That evening, after the day’s catch had been salted down, he instructed Mavi to bring her daughter to the small room off the Great Hall where he conducted Hold business and where the Records were stored. Mavi had put the Harper’s instruments on the mantel for safekeeping.
Appropriately Yanus handed Menolly Petiron’s gitar. She took the instrument in a properly reverential manner, which reassured Yanus that she appreciated the responsibility.
“Tomorrow you’ll be excused from your regular morning duties to take the youngsters for their teaching,” he told her. “But I’ll have no more of those finger-twiddlings of yours.”
“I sang my songs when Petiron was alive and you never minded them…”
Yanus frowned down at his tall daughter.
“Petiron was alive. He’s dead now, and you’ll obey me in this…”
Over her father’s shoulders, Menolly saw her mother’s frowning face, saw her warning headshake and held back a quick reply.
“You bear in mind what I’ve said!” And Yanus fingered the wide belt he wore. “No tuning!”
“Start tomorrow then. Unless, of course, there’s Threadfall, and then everyone will bait longlines.”
Yanus dismissed the two women and began to compose a message to the Masterharper to go when he could next spare the sloop’s crew. They’d sail it to Igen Hold. About time Half-Circle had some news of the rest of Pern anyway. And he could ship some of the smoked fish. The journey needn’t be a wasted trip.
Once in the hallway, Mavi gripped her daughter’s arm hard. “Don’t disobey him, girl.”
“There’s no harm in my tunes, mother. You know what Petiron said…”
“I’ll remind you that the old man’s dead. And that changes everything that went on during his life.

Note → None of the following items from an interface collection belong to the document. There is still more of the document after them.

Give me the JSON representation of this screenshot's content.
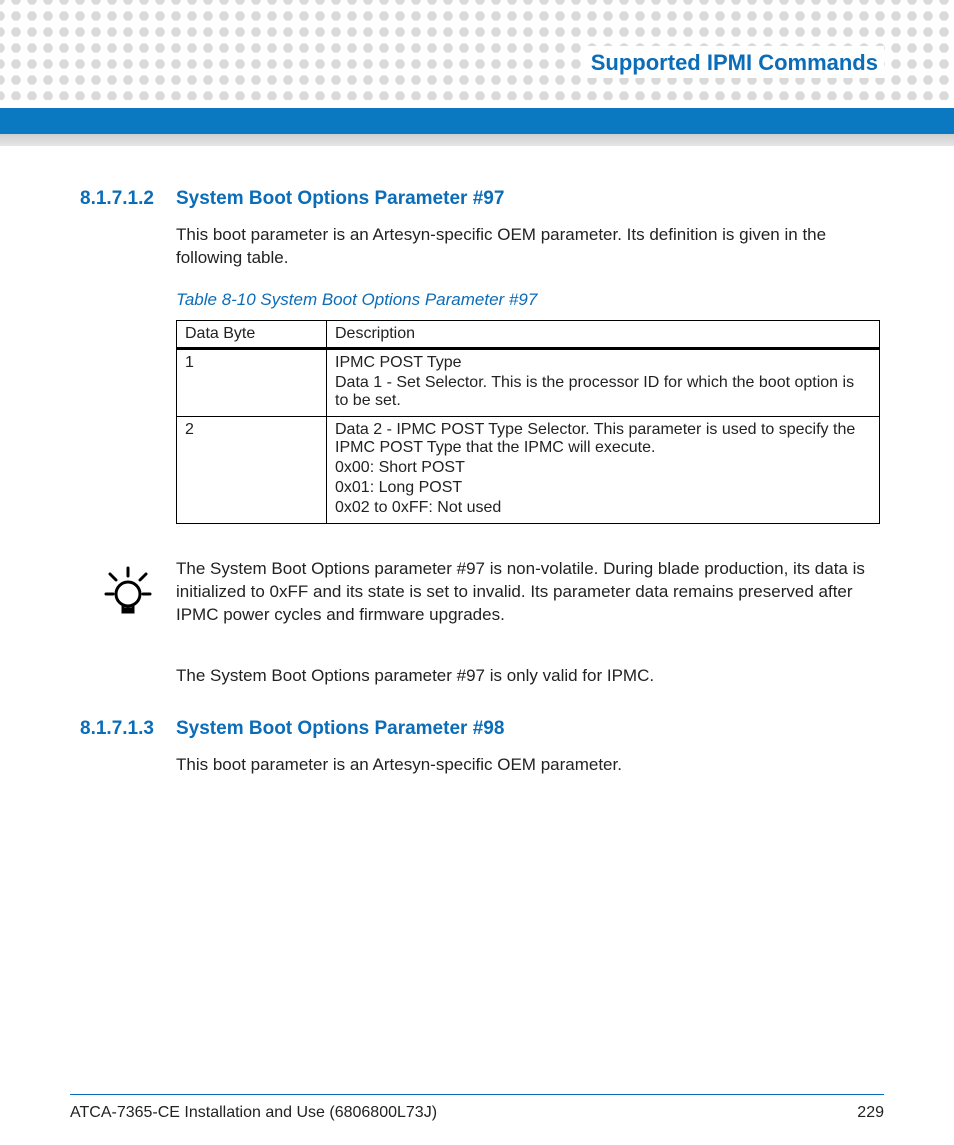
{
  "header": {
    "title": "Supported IPMI Commands"
  },
  "section1": {
    "number": "8.1.7.1.2",
    "title": "System Boot Options Parameter #97",
    "intro": "This boot parameter is an Artesyn-specific OEM parameter. Its definition is given in the following table.",
    "tableCaption": "Table 8-10 System Boot Options Parameter #97",
    "tableHeaders": {
      "c1": "Data Byte",
      "c2": "Description"
    },
    "row1": {
      "byte": "1",
      "l1": "IPMC POST Type",
      "l2": "Data 1 - Set Selector. This is the processor ID for which the boot option is to be set."
    },
    "row2": {
      "byte": "2",
      "l1": "Data 2 - IPMC POST Type Selector. This parameter is used to specify the IPMC POST Type that the IPMC will execute.",
      "l2": "0x00: Short POST",
      "l3": "0x01: Long POST",
      "l4": "0x02 to 0xFF: Not used"
    },
    "tip": "The System Boot Options parameter #97 is non-volatile. During blade production, its data is initialized to 0xFF and its state is set to invalid. Its parameter data remains preserved after IPMC power cycles and firmware upgrades.",
    "note": "The System Boot Options parameter #97 is only valid for IPMC."
  },
  "section2": {
    "number": "8.1.7.1.3",
    "title": "System Boot Options Parameter #98",
    "intro": "This boot parameter is an Artesyn-specific OEM parameter."
  },
  "footer": {
    "left": "ATCA-7365-CE Installation and Use (6806800L73J)",
    "page": "229"
  }
}
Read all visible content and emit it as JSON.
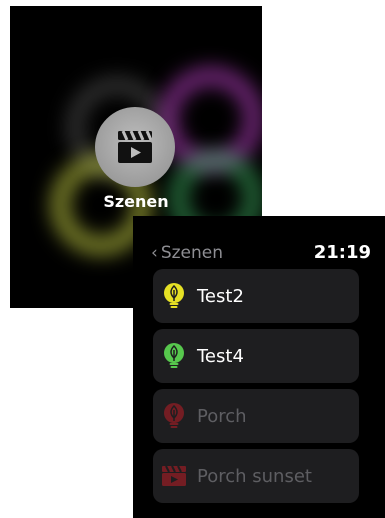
{
  "glance": {
    "title": "Szenen",
    "icon": "clapperboard-icon"
  },
  "list": {
    "back_label": "Szenen",
    "time": "21:19",
    "items": [
      {
        "label": "Test2",
        "icon": "bulb-icon",
        "state": "on",
        "color": "#e5e125"
      },
      {
        "label": "Test4",
        "icon": "bulb-icon",
        "state": "on",
        "color": "#57c84d"
      },
      {
        "label": "Porch",
        "icon": "bulb-icon",
        "state": "off",
        "color": "#8a1d24"
      },
      {
        "label": "Porch sunset",
        "icon": "clapperboard-icon",
        "state": "off",
        "color": "#8a1d24"
      }
    ]
  }
}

Behave yourself while you stand in a man’s place. No tuning! To bed now, and mind you turn the glowbaskets. No sense wasting light no eye needs.”